Among the miscellaneous papers in St. Paul’s old records (now safely housed at the New York State Library) is an inconspicuous half-sheet that gives us an interesting window onto public education in Albany 180 years ago.
It is hereby agreed that if the Vestry of St. Paul’s Church will cause to be placed in the large room of the School Building No. 9 corner of Dallius & Ferry Streets the necessary desks & benches for said room, under the direction of Mr. Hughes the Teacher of the District School No. 9, then the Trustees of the said District No. 9 will give to the said Vestry or their successors, the free use of said room for the purpose of a Sabbath School for the term of five years from the 1st day November 1838.
In 1838, the city of Albany had provided public education for less than a decade. As described in an excellent blog post by Fr. Kevin McGrath, O.P., it was only in 1830 that Albany organized public school districts. The effort was expanded in 1838 (the year this offer was made) with the construction of eight new schools, among them School #9, on the northeast corner of South Ferry and Dallius Street (now known as Dongan Street).
School #9, a three-story brick building with room for 210 students, was directly across Dallius Street from St. Paul’s church on South Ferry Street. While the city had been able to erect the new schools, it appears that it was not able to furnish them all. So the school trustees then turned to St. Paul’s, hoping to be able to obtain the necessary furniture at minimal cost.

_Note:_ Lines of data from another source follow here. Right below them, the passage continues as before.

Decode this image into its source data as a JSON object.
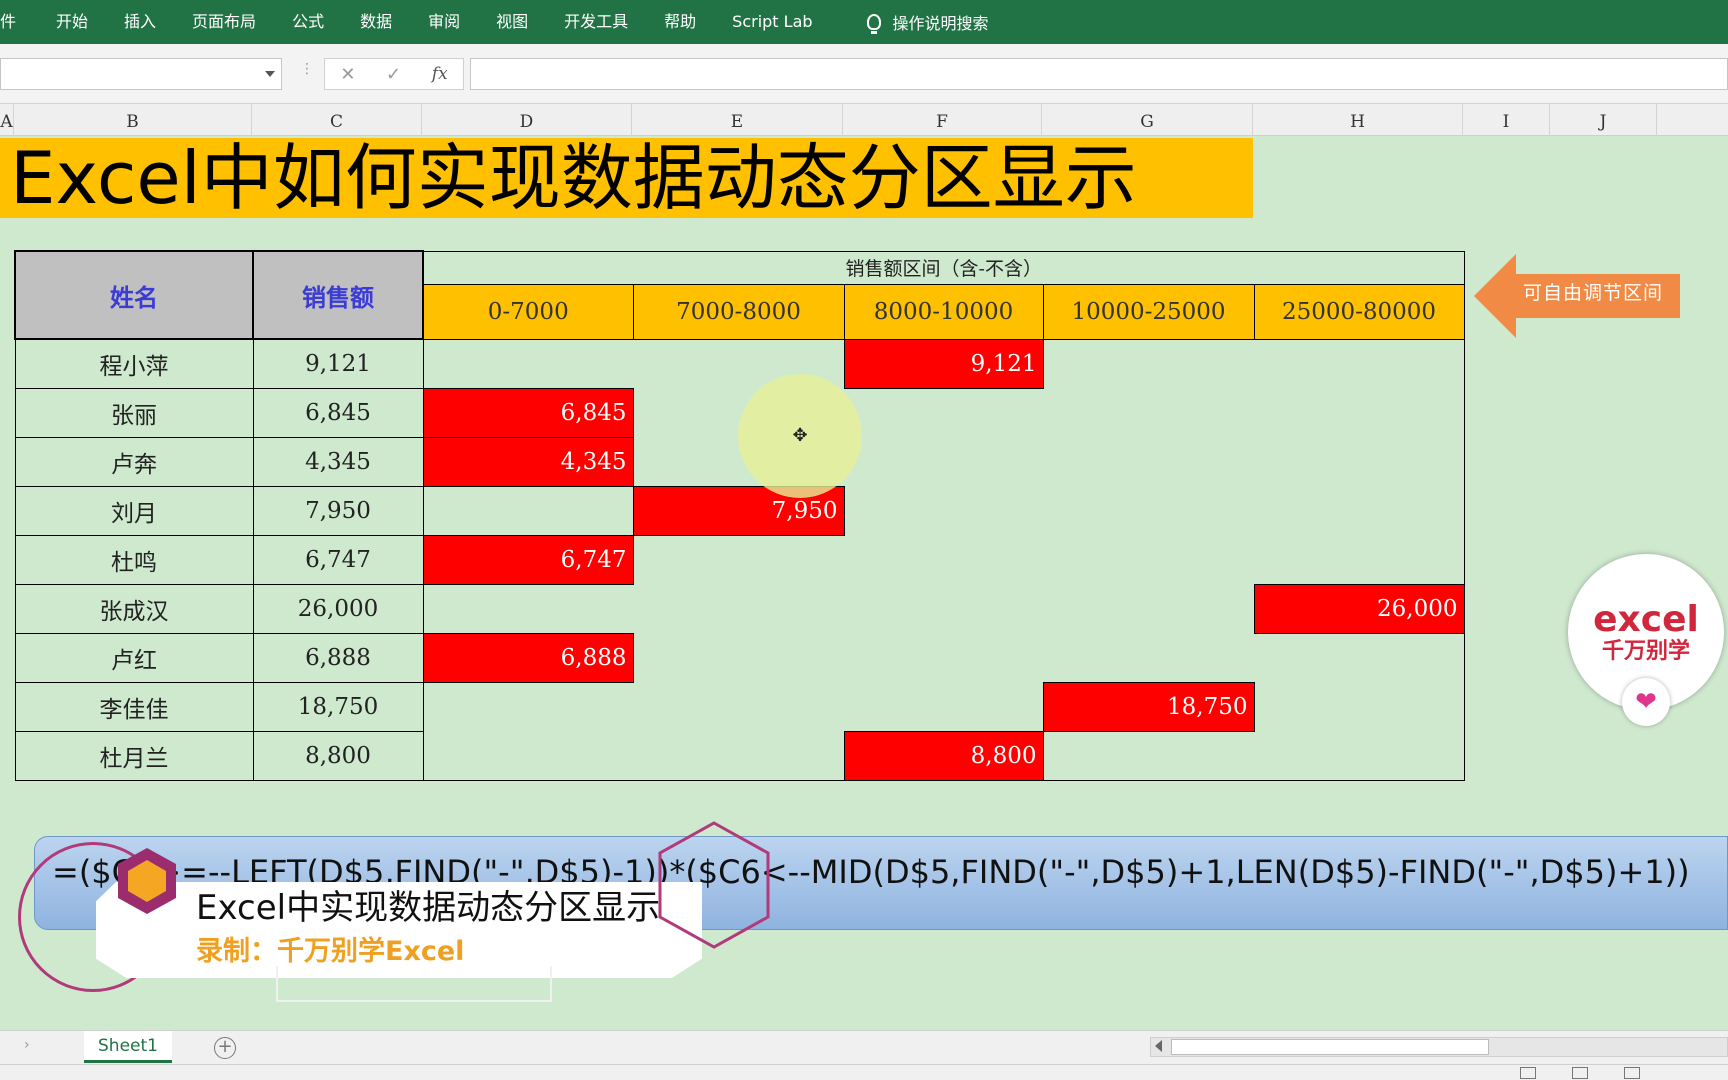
{
  "ribbon": {
    "tabs": [
      "件",
      "开始",
      "插入",
      "页面布局",
      "公式",
      "数据",
      "审阅",
      "视图",
      "开发工具",
      "帮助",
      "Script Lab"
    ],
    "search": "操作说明搜索"
  },
  "formula_bar": {
    "cancel": "✕",
    "enter": "✓",
    "fx": "fx",
    "value": ""
  },
  "columns": [
    "A",
    "B",
    "C",
    "D",
    "E",
    "F",
    "G",
    "H",
    "I",
    "J"
  ],
  "title": "Excel中如何实现数据动态分区显示",
  "table": {
    "name_header": "姓名",
    "sales_header": "销售额",
    "group_header": "销售额区间（含-不含）",
    "ranges": [
      "0-7000",
      "7000-8000",
      "8000-10000",
      "10000-25000",
      "25000-80000"
    ],
    "rows": [
      {
        "name": "程小萍",
        "sales": "9,121",
        "bucket": 2
      },
      {
        "name": "张丽",
        "sales": "6,845",
        "bucket": 0
      },
      {
        "name": "卢奔",
        "sales": "4,345",
        "bucket": 0
      },
      {
        "name": "刘月",
        "sales": "7,950",
        "bucket": 1
      },
      {
        "name": "杜鸣",
        "sales": "6,747",
        "bucket": 0
      },
      {
        "name": "张成汉",
        "sales": "26,000",
        "bucket": 4
      },
      {
        "name": "卢红",
        "sales": "6,888",
        "bucket": 0
      },
      {
        "name": "李佳佳",
        "sales": "18,750",
        "bucket": 3
      },
      {
        "name": "杜月兰",
        "sales": "8,800",
        "bucket": 2
      }
    ]
  },
  "callout": "可自由调节区间",
  "logo": {
    "line1": "excel",
    "line2": "千万别学"
  },
  "formula_overlay": "=($C6>=--LEFT(D$5,FIND(\"-\",D$5)-1))*($C6<--MID(D$5,FIND(\"-\",D$5)+1,LEN(D$5)-FIND(\"-\",D$5)+1))",
  "caption": {
    "title": "Excel中实现数据动态分区显示",
    "subtitle": "录制：千万别学Excel"
  },
  "sheet_tab": "Sheet1",
  "colors": {
    "ribbon": "#217346",
    "banner": "#ffc000",
    "highlight": "#ff0000",
    "sheet_bg": "#cfe9cf",
    "callout": "#f08a45"
  }
}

Such an offer could certainly not be made today, when public institutions steer well clear of any financial arrangements with places of worship. But in a different time, with a looser interpretation of the Establishment Clause, the offer made sense for a fledgling school system that was short on funds.
When they made this offer, were Mr. Van Ingen and Mr. Gregory aware that St. Paul’s was overwhelmed with debt, and was being pressured by its creditors to sell the Ferry Street building? They may well have been, because there had been rumors about the sale of the building as early as 1836. In fact, St. Paul’s vestry decided to sell the building at a meeting on January 14, 1839, three months after the trustees’ offer. By July 1839, St. Paul’s had left the South Ferry Street building, and was worshipping with St. Peter’s Church on State Street.
Although the offer was never acted upon, we have a hint that St. Paul’s intended to accept it. A cryptic penciled note also in our archive reports a meeting immediately after the January 14, 1839 vestry decision that mentions “contributors for fitting up the Sunday School Room.”
 William H. Hughes was a teacher in School #9 for thirty-seven years, starting in 1834. No wonder that, a few years before his retirement in 1871, The Albany Evening Journal reported that neighborhood children knew the South Ferry Street school as “Hughes’ school.”
 Harmanus S. van Ingen was one of Albany’s earliest fire chiefs, the Chief Engineer of the Tivoli Hose Company, Albany’s only hose company as late as the Great Fire of 1848. On his retirement, the company was renamed the Van Ingen Company.
 Stephen B. Gregory was a businessman, a partner in the firm of Gregory, Bain & Co., merchants in china, glass and earthenware.
 George Rogers Howell and Jonathan Tenney, Bi-centennial history of Albany: History of the county of Albany, N.Y., from 1609 to 1886 (New York: W.W. Munsell & Co., 1886), 696.
 Albany Argus 02 Feb 1836.
 The full text, also on a half sheet of paper reads: “Minutes read. An amendment to the resolution of the vestry that it was expedient to sell St. Paul’s Church was moved, viz,. after the words to sell St. Paul’s church provided $4000 was not raised by a com. appointed by the members of the congregation at a meeting held in the church Monday 14 Jany. On motion of S. DeWitt Bloodgood the following resolutions were passed. Resolved that the names of the contributors for fitting up the Sunday School Room be entered on the minutes together with the expense of the same.”